Sometime in early Fall, Nintendo will release new versions of the popular video games that originally bred Pok\u00E9mon fever.

Oden’s younger brother, Joe, age 10, said he comes to the mall every Saturday to improve his deck through trading.

&uot;This is my best deck yet,&uot; Joe said while waiting on his opponent’s next move.

What do you get if you win? &uot;Just the satisfaction of winning,&uot; Joe said.

Rules to the card game are more than complicated, but several of the children said they caught on quickly, and most have been playing or collecting for more than a year.

&uot;At first I thought it was stupid,&uot; Schaeffer Poke, 12, said. &uot;But, then I found out about the money.&uot;

Rare cards, as well as those that have &uot;more power,&uot; are the most valuable. Some can go for up to $350, J.C. said.

&uot;I’ve got a 22-year-old brother-in-law that collects for the money,&uot; he said.

But, collectors and players are not limited to boys. Saturday’s crowd did include one female face.

Maygan Pennington, 10, said &uot;it’s not just a boy thing,&uot; even though not many of her girl friends share her hobby.

&uot;My brother talked me into coming,&uot; she said, adding that she has never had problems with the boys not wanting her to play because she’s a girl.

Rene\u00E9 Henderson, Bookland manager, said the chain has been hosting the weekly &uot;league&uot; since last summer.

&uot;It’s just an activity for the kids,&uot; Henderson said. &uot;We’ve had some that’s been here since day one.&uot;

With all the competition and trading, some quarrels do arise, but overall, Henderson said &uot;they’re really good kids.&uot;

Since many schools do not allow Pok\u00E9mon trading or playing, the Saturday Bookland league is one of the only chances many of the children have to connect with fellow fans.

&uot;I’m on my way into the sixth grade, and they won’t let us,&uot; John Swinney, Adams County Christian School student, said.

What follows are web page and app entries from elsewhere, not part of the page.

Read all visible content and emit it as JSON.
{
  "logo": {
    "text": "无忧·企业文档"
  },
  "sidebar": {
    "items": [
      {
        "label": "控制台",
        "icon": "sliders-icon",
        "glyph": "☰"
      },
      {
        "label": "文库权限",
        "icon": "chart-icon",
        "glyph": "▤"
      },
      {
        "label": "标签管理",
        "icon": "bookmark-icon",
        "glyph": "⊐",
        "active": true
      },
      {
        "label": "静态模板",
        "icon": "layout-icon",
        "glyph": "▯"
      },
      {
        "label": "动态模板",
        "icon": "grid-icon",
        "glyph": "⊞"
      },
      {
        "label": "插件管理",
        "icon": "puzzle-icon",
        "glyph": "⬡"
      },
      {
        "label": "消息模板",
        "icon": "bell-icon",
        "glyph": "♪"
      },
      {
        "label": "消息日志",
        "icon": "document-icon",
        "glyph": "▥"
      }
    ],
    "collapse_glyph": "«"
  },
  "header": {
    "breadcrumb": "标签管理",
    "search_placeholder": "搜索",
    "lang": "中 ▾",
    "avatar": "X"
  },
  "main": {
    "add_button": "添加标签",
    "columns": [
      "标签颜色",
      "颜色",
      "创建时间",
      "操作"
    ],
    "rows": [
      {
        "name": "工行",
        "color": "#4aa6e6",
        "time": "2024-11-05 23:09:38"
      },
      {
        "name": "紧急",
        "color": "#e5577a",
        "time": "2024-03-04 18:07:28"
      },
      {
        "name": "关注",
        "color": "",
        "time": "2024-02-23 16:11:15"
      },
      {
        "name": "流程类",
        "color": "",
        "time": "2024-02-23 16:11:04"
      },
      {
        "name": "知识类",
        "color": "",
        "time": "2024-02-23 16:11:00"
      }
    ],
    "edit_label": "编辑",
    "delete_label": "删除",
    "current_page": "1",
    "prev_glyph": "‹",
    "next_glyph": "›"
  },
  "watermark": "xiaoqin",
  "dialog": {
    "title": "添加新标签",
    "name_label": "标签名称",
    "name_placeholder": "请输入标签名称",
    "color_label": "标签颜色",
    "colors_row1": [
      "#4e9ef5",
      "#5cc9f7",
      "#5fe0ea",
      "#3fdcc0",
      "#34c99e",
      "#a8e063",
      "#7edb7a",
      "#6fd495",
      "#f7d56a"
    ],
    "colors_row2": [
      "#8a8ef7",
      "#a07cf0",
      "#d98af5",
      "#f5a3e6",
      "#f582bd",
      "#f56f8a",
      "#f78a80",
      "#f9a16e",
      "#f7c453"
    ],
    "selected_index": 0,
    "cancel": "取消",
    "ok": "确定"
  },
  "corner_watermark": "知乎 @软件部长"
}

Swinney said he plans to come to the league every weekend once school starts, &uot;if my mom lets me.&uot;